Woman is the Future of Man may not mark any major departures of style for celebrated auteur Hong Sang-soo, but the filmmaker is still in top form in this tightly-constructed, mesmerizing work. Although it features much of the awkward dialogue and cutting irony that has made Hong’s previous films so distinctive, Woman feels in some ways both more shallow and more elusive than the works that preceded it. As such, it is a difficult film to make sense of, unless you have had previous exposure to the negative energy that fills Hong’s cinematic world.
As with all of his previous works, Hong’s title for this film is an object of curiosity. It is a line taken from an Louis Aragon poem that Hong saw printed on a postcard in a French bookstore. Hong’s tongue-in-cheek effort to explain it doesn’t leave one feeling any wiser: “As the future is yet to come, it means nothing, and if the future is multiplied by man, the result is still zero. And if woman is the future of man, which is zero, then woman is also nothing…”

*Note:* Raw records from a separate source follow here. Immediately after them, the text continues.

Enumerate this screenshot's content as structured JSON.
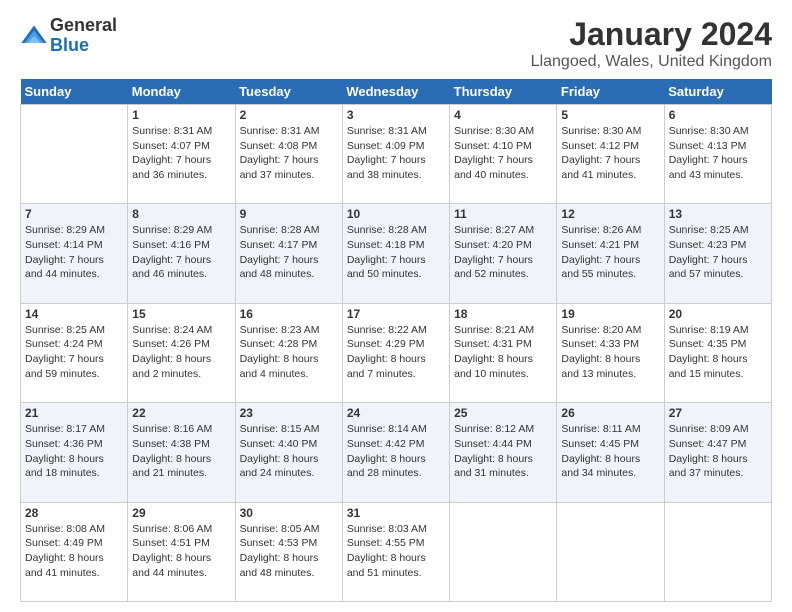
{
  "logo": {
    "general": "General",
    "blue": "Blue"
  },
  "title": "January 2024",
  "location": "Llangoed, Wales, United Kingdom",
  "weekdays": [
    "Sunday",
    "Monday",
    "Tuesday",
    "Wednesday",
    "Thursday",
    "Friday",
    "Saturday"
  ],
  "weeks": [
    [
      {
        "day": "",
        "sunrise": "",
        "sunset": "",
        "daylight": ""
      },
      {
        "day": "1",
        "sunrise": "Sunrise: 8:31 AM",
        "sunset": "Sunset: 4:07 PM",
        "daylight": "Daylight: 7 hours and 36 minutes."
      },
      {
        "day": "2",
        "sunrise": "Sunrise: 8:31 AM",
        "sunset": "Sunset: 4:08 PM",
        "daylight": "Daylight: 7 hours and 37 minutes."
      },
      {
        "day": "3",
        "sunrise": "Sunrise: 8:31 AM",
        "sunset": "Sunset: 4:09 PM",
        "daylight": "Daylight: 7 hours and 38 minutes."
      },
      {
        "day": "4",
        "sunrise": "Sunrise: 8:30 AM",
        "sunset": "Sunset: 4:10 PM",
        "daylight": "Daylight: 7 hours and 40 minutes."
      },
      {
        "day": "5",
        "sunrise": "Sunrise: 8:30 AM",
        "sunset": "Sunset: 4:12 PM",
        "daylight": "Daylight: 7 hours and 41 minutes."
      },
      {
        "day": "6",
        "sunrise": "Sunrise: 8:30 AM",
        "sunset": "Sunset: 4:13 PM",
        "daylight": "Daylight: 7 hours and 43 minutes."
      }
    ],
    [
      {
        "day": "7",
        "sunrise": "Sunrise: 8:29 AM",
        "sunset": "Sunset: 4:14 PM",
        "daylight": "Daylight: 7 hours and 44 minutes."
      },
      {
        "day": "8",
        "sunrise": "Sunrise: 8:29 AM",
        "sunset": "Sunset: 4:16 PM",
        "daylight": "Daylight: 7 hours and 46 minutes."
      },
      {
        "day": "9",
        "sunrise": "Sunrise: 8:28 AM",
        "sunset": "Sunset: 4:17 PM",
        "daylight": "Daylight: 7 hours and 48 minutes."
      },
      {
        "day": "10",
        "sunrise": "Sunrise: 8:28 AM",
        "sunset": "Sunset: 4:18 PM",
        "daylight": "Daylight: 7 hours and 50 minutes."
      },
      {
        "day": "11",
        "sunrise": "Sunrise: 8:27 AM",
        "sunset": "Sunset: 4:20 PM",
        "daylight": "Daylight: 7 hours and 52 minutes."
      },
      {
        "day": "12",
        "sunrise": "Sunrise: 8:26 AM",
        "sunset": "Sunset: 4:21 PM",
        "daylight": "Daylight: 7 hours and 55 minutes."
      },
      {
        "day": "13",
        "sunrise": "Sunrise: 8:25 AM",
        "sunset": "Sunset: 4:23 PM",
        "daylight": "Daylight: 7 hours and 57 minutes."
      }
    ],
    [
      {
        "day": "14",
        "sunrise": "Sunrise: 8:25 AM",
        "sunset": "Sunset: 4:24 PM",
        "daylight": "Daylight: 7 hours and 59 minutes."
      },
      {
        "day": "15",
        "sunrise": "Sunrise: 8:24 AM",
        "sunset": "Sunset: 4:26 PM",
        "daylight": "Daylight: 8 hours and 2 minutes."
      },
      {
        "day": "16",
        "sunrise": "Sunrise: 8:23 AM",
        "sunset": "Sunset: 4:28 PM",
        "daylight": "Daylight: 8 hours and 4 minutes."
      },
      {
        "day": "17",
        "sunrise": "Sunrise: 8:22 AM",
        "sunset": "Sunset: 4:29 PM",
        "daylight": "Daylight: 8 hours and 7 minutes."
      },
      {
        "day": "18",
        "sunrise": "Sunrise: 8:21 AM",
        "sunset": "Sunset: 4:31 PM",
        "daylight": "Daylight: 8 hours and 10 minutes."
      },
      {
        "day": "19",
        "sunrise": "Sunrise: 8:20 AM",
        "sunset": "Sunset: 4:33 PM",
        "daylight": "Daylight: 8 hours and 13 minutes."
      },
      {
        "day": "20",
        "sunrise": "Sunrise: 8:19 AM",
        "sunset": "Sunset: 4:35 PM",
        "daylight": "Daylight: 8 hours and 15 minutes."
      }
    ],
    [
      {
        "day": "21",
        "sunrise": "Sunrise: 8:17 AM",
        "sunset": "Sunset: 4:36 PM",
        "daylight": "Daylight: 8 hours and 18 minutes."
      },
      {
        "day": "22",
        "sunrise": "Sunrise: 8:16 AM",
        "sunset": "Sunset: 4:38 PM",
        "daylight": "Daylight: 8 hours and 21 minutes."
      },
      {
        "day": "23",
        "sunrise": "Sunrise: 8:15 AM",
        "sunset": "Sunset: 4:40 PM",
        "daylight": "Daylight: 8 hours and 24 minutes."
      },
      {
        "day": "24",
        "sunrise": "Sunrise: 8:14 AM",
        "sunset": "Sunset: 4:42 PM",
        "daylight": "Daylight: 8 hours and 28 minutes."
      },
      {
        "day": "25",
        "sunrise": "Sunrise: 8:12 AM",
        "sunset": "Sunset: 4:44 PM",
        "daylight": "Daylight: 8 hours and 31 minutes."
      },
      {
        "day": "26",
        "sunrise": "Sunrise: 8:11 AM",
        "sunset": "Sunset: 4:45 PM",
        "daylight": "Daylight: 8 hours and 34 minutes."
      },
      {
        "day": "27",
        "sunrise": "Sunrise: 8:09 AM",
        "sunset": "Sunset: 4:47 PM",
        "daylight": "Daylight: 8 hours and 37 minutes."
      }
    ],
    [
      {
        "day": "28",
        "sunrise": "Sunrise: 8:08 AM",
        "sunset": "Sunset: 4:49 PM",
        "daylight": "Daylight: 8 hours and 41 minutes."
      },
      {
        "day": "29",
        "sunrise": "Sunrise: 8:06 AM",
        "sunset": "Sunset: 4:51 PM",
        "daylight": "Daylight: 8 hours and 44 minutes."
      },
      {
        "day": "30",
        "sunrise": "Sunrise: 8:05 AM",
        "sunset": "Sunset: 4:53 PM",
        "daylight": "Daylight: 8 hours and 48 minutes."
      },
      {
        "day": "31",
        "sunrise": "Sunrise: 8:03 AM",
        "sunset": "Sunset: 4:55 PM",
        "daylight": "Daylight: 8 hours and 51 minutes."
      },
      {
        "day": "",
        "sunrise": "",
        "sunset": "",
        "daylight": ""
      },
      {
        "day": "",
        "sunrise": "",
        "sunset": "",
        "daylight": ""
      },
      {
        "day": "",
        "sunrise": "",
        "sunset": "",
        "daylight": ""
      }
    ]
  ]
}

Perhaps if those critics had researched Hong’s filmography, they would have realized that his films are something unique in world cinema. On an aesthetic level, no other filmmaker produces the same weird tempo created by Hong’s editing, and the elegance which underlies the awkward surface of his films. This is not where you should look for lectures on social ills or for moving tributes to humanity, but if you want an honest and sober effort to depict something truthful in human relationships, then this film is something you will enjoy more and more with each repeated viewing.
Two men pursue a woman form their past in this drama from South Korea. Heon-jun (Kim Tae-woo), a struggling filmmaker who has just returned from the United States, runs into his old friend Mun-ho (Yu Ji-tae), now an art professor, and they decide to get a bite to eat. Over dinner, they find themselves talking about Seon-hwa (Seong Hyeon-ah), a beautiful woman they both dated in college. While both men flirt with their waitress, talking about how Seon-hwa has renewed their fascination with their old love, and they individually decide to track her down. They discover Seon-hwa, once an artist, is now working as a bar manager; they learn, in her personal life, the fates have not been kind to her, and in many respects, she’s not the women she once was.
Yeojaneun Namjaeui Miraeda (aka Woman is the Future of Man) was screened in competition at the 2004 Cannes Film Festival.
2.00GB | 1 h 27 min | 1024×576 | mkv